* WHAT TO DO:
Please copy each line below that contains the word "when".

[[ SOURCE INFORMATION, beginning ]]

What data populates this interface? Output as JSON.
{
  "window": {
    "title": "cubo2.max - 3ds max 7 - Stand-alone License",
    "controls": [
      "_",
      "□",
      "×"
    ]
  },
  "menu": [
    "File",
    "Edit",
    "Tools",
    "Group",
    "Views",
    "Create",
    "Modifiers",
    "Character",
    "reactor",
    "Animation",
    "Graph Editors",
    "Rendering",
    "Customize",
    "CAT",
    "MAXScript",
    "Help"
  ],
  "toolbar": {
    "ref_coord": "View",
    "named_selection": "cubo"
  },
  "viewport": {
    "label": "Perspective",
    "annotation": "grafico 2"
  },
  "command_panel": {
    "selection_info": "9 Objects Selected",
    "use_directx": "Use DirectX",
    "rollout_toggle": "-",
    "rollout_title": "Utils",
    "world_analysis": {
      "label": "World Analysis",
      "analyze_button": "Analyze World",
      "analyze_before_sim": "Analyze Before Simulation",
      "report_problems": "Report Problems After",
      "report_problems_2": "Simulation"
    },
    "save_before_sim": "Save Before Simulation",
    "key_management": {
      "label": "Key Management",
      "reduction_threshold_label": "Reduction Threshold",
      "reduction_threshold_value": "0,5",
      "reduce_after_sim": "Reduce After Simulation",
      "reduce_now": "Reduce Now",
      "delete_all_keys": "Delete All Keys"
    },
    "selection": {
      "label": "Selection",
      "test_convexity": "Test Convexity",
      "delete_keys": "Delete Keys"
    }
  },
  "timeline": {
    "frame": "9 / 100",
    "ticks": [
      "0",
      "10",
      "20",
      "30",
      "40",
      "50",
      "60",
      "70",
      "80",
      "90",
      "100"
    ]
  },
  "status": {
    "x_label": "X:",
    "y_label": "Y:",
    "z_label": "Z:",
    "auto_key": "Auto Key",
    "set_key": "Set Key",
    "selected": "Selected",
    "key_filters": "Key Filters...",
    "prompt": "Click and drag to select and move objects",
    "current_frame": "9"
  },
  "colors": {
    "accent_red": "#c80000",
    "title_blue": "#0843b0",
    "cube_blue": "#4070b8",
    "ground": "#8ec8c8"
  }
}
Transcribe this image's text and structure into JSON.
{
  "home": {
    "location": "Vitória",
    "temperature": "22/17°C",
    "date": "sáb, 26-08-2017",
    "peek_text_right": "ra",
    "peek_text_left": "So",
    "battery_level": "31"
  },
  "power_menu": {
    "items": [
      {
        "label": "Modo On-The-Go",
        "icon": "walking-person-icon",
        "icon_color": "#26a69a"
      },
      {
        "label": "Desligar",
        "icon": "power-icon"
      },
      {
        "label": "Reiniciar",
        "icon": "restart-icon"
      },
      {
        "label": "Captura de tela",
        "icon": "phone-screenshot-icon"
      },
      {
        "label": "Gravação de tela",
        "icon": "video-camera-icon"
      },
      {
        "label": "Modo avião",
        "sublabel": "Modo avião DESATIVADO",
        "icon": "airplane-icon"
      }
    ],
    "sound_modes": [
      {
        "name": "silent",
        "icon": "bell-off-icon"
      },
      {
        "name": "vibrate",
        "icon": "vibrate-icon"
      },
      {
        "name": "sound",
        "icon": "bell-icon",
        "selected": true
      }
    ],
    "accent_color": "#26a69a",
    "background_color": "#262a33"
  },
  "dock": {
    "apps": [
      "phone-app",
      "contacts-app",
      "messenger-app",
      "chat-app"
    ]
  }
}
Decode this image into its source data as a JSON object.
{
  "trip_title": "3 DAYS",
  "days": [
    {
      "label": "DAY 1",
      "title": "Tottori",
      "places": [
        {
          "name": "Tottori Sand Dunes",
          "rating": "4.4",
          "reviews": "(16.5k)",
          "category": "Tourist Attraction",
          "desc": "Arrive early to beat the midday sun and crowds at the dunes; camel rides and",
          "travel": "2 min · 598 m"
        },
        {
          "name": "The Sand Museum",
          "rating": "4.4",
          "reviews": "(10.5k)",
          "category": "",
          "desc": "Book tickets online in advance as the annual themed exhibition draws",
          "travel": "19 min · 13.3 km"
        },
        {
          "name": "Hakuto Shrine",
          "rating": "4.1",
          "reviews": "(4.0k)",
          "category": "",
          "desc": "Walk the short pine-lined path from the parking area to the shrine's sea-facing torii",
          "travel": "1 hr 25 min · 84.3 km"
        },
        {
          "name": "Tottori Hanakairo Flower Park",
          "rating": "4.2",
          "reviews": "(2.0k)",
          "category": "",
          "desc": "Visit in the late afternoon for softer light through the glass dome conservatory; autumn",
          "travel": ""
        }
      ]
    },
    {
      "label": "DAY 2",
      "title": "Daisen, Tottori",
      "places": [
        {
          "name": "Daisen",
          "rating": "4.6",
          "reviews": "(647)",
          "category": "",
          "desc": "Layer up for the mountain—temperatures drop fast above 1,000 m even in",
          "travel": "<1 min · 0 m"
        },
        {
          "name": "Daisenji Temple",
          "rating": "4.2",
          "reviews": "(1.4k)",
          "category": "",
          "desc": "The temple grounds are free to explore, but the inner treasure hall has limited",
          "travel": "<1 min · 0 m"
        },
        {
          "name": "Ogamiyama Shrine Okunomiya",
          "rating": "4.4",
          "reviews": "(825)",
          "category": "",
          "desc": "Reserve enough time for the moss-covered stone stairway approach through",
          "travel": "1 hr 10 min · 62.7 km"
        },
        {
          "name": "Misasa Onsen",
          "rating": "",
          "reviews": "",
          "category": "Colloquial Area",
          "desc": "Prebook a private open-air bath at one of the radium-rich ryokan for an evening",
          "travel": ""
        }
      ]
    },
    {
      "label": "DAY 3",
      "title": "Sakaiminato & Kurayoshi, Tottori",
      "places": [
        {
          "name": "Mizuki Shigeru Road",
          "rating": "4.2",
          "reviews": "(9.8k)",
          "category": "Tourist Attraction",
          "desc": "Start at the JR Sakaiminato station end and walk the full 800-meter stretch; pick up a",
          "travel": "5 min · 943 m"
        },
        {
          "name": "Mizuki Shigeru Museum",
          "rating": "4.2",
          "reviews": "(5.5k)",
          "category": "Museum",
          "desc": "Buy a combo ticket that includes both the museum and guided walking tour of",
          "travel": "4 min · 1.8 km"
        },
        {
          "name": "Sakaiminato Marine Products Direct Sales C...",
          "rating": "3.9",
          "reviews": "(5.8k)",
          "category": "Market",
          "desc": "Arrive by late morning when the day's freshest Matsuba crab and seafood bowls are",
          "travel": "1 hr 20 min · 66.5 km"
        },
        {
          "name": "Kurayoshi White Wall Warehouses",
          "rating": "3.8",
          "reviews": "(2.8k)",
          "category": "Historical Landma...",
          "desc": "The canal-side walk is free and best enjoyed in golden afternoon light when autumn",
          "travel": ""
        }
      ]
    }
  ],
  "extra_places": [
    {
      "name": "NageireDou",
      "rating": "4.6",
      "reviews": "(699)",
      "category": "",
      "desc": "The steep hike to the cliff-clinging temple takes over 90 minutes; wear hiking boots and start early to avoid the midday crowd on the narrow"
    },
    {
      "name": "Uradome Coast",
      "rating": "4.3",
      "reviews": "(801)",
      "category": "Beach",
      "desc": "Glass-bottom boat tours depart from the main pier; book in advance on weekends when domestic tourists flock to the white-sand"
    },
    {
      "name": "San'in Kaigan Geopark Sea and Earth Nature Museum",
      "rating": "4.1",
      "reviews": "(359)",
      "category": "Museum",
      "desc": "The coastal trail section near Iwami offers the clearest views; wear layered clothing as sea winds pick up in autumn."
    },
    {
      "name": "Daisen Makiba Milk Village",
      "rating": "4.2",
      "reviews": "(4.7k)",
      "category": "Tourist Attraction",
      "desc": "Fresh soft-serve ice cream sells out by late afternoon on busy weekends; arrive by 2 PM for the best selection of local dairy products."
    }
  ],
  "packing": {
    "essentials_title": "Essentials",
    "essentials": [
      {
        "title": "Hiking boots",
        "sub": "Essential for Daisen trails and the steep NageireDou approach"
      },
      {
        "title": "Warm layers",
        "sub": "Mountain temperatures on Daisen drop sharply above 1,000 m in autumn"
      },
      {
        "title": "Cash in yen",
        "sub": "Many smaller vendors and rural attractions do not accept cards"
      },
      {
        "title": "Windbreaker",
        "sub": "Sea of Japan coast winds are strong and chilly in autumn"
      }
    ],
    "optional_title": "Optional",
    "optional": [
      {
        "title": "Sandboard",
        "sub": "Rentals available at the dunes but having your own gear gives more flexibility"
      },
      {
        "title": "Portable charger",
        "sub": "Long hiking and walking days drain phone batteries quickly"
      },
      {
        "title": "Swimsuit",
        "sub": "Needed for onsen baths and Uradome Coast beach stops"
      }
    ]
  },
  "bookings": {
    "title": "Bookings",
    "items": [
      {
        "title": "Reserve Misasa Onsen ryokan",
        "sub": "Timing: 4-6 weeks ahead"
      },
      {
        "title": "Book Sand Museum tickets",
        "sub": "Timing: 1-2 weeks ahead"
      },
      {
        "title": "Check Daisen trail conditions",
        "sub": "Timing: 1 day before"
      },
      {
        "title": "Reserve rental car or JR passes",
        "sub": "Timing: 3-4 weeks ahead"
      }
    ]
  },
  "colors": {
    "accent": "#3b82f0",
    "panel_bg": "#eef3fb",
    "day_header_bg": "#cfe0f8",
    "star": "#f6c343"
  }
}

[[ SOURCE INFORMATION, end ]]

* TASK ANSWER:
          "desc": "Arrive by late morning when the day's freshest Matsuba crab and seafood bowls are",
          "desc": "The canal-side walk is free and best enjoyed in golden afternoon light when autumn",
      "desc": "Glass-bottom boat tours depart from the main pier; book in advance on weekends when domestic tourists flock to the white-sand"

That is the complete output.